**EXERCISE REQUIREMENTS**
Go through the material under this sentence. Return every line holding "summary".
*** INPUT DATA Section Begins ***
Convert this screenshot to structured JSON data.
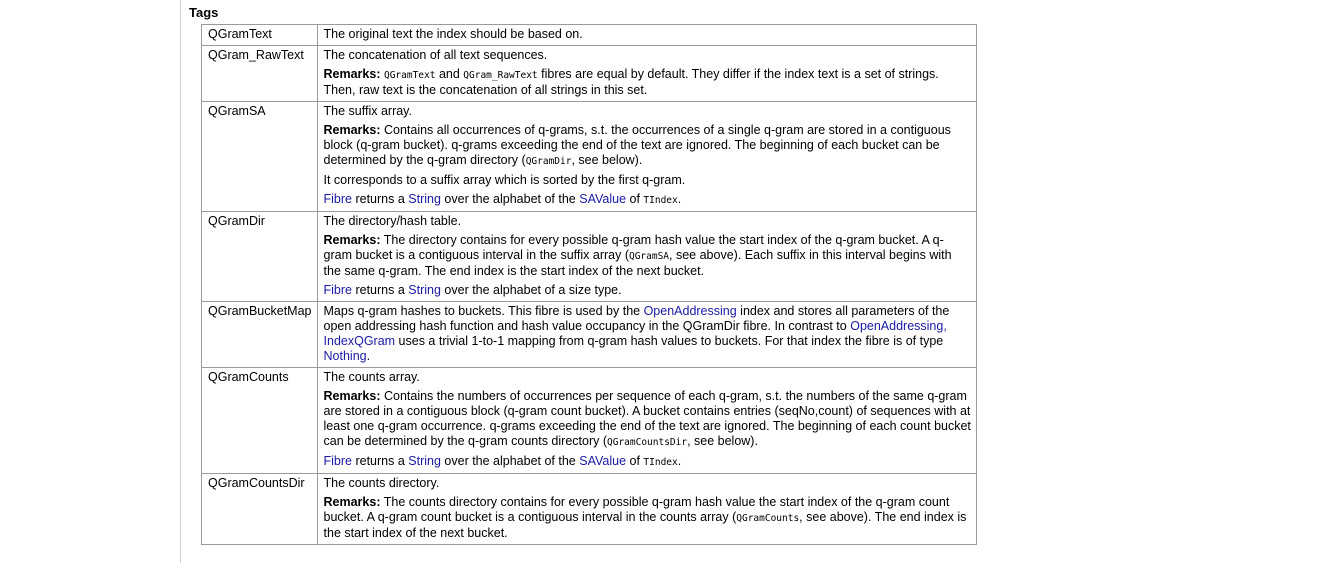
{
  "section": {
    "title": "Tags"
  },
  "rows": [
    {
      "tag": "QGramText",
      "lines": [
        "The original text the index should be based on."
      ]
    },
    {
      "tag": "QGram_RawText",
      "summary": "The concatenation of all text sequences.",
      "remarks_label": "Remarks:",
      "code1": "QGramText",
      "and": " and ",
      "code2": "QGram_RawText",
      "text": " fibres are equal by default. They differ if the index text is a set of strings. Then, raw text is the concatenation of all strings in this set."
    },
    {
      "tag": "QGramSA",
      "summary": "The suffix array.",
      "remarks_label": "Remarks:",
      "remarks_text": " Contains all occurrences of q-grams, s.t. the occurrences of a single q-gram are stored in a contiguous block (q-gram bucket). q-grams exceeding the end of the text are ignored. The beginning of each bucket can be determined by the q-gram directory (",
      "code": "QGramDir",
      "remarks_tail": ", see below).",
      "extra": "It corresponds to a suffix array which is sorted by the first q-gram.",
      "fibre": "Fibre",
      "returns": " returns a ",
      "string": "String",
      "over": " over the alphabet of the ",
      "savalue": "SAValue",
      "of": " of ",
      "tindex": "TIndex",
      "dot": "."
    },
    {
      "tag": "QGramDir",
      "summary": "The directory/hash table.",
      "remarks_label": "Remarks:",
      "remarks_text": " The directory contains for every possible q-gram hash value the start index of the q-gram bucket. A q-gram bucket is a contiguous interval in the suffix array (",
      "code": "QGramSA",
      "remarks_tail": ", see above). Each suffix in this interval begins with the same q-gram. The end index is the start index of the next bucket.",
      "fibre": "Fibre",
      "returns": " returns a ",
      "string": "String",
      "tail": " over the alphabet of a size type."
    },
    {
      "tag": "QGramBucketMap",
      "t1": "Maps q-gram hashes to buckets. This fibre is used by the ",
      "link1": "OpenAddressing",
      "t2": " index and stores all parameters of the open addressing hash function and hash value occupancy in the QGramDir fibre. In contrast to ",
      "link2": "OpenAddressing, IndexQGram",
      "t3": " uses a trivial 1-to-1 mapping from q-gram hash values to buckets. For that index the fibre is of type ",
      "link3": "Nothing",
      "t4": "."
    },
    {
      "tag": "QGramCounts",
      "summary": "The counts array.",
      "remarks_label": "Remarks:",
      "remarks_text": " Contains the numbers of occurrences per sequence of each q-gram, s.t. the numbers of the same q-gram are stored in a contiguous block (q-gram count bucket). A bucket contains entries (seqNo,count) of sequences with at least one q-gram occurrence. q-grams exceeding the end of the text are ignored. The beginning of each count bucket can be determined by the q-gram counts directory (",
      "code": "QGramCountsDir",
      "remarks_tail": ", see below).",
      "fibre": "Fibre",
      "returns": " returns a ",
      "string": "String",
      "over": " over the alphabet of the ",
      "savalue": "SAValue",
      "of": " of ",
      "tindex": "TIndex",
      "dot": "."
    },
    {
      "tag": "QGramCountsDir",
      "summary": "The counts directory.",
      "remarks_label": "Remarks:",
      "remarks_text": " The counts directory contains for every possible q-gram hash value the start index of the q-gram count bucket. A q-gram count bucket is a contiguous interval in the counts array (",
      "code": "QGramCounts",
      "remarks_tail": ", see above). The end index is the start index of the next bucket."
    }
  ]
}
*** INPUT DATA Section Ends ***
**TASK RESPONSE**
      "summary": "The concatenation of all text sequences.",
      "summary": "The suffix array.",
      "summary": "The directory/hash table.",
      "summary": "The counts array.",
      "summary": "The counts directory.",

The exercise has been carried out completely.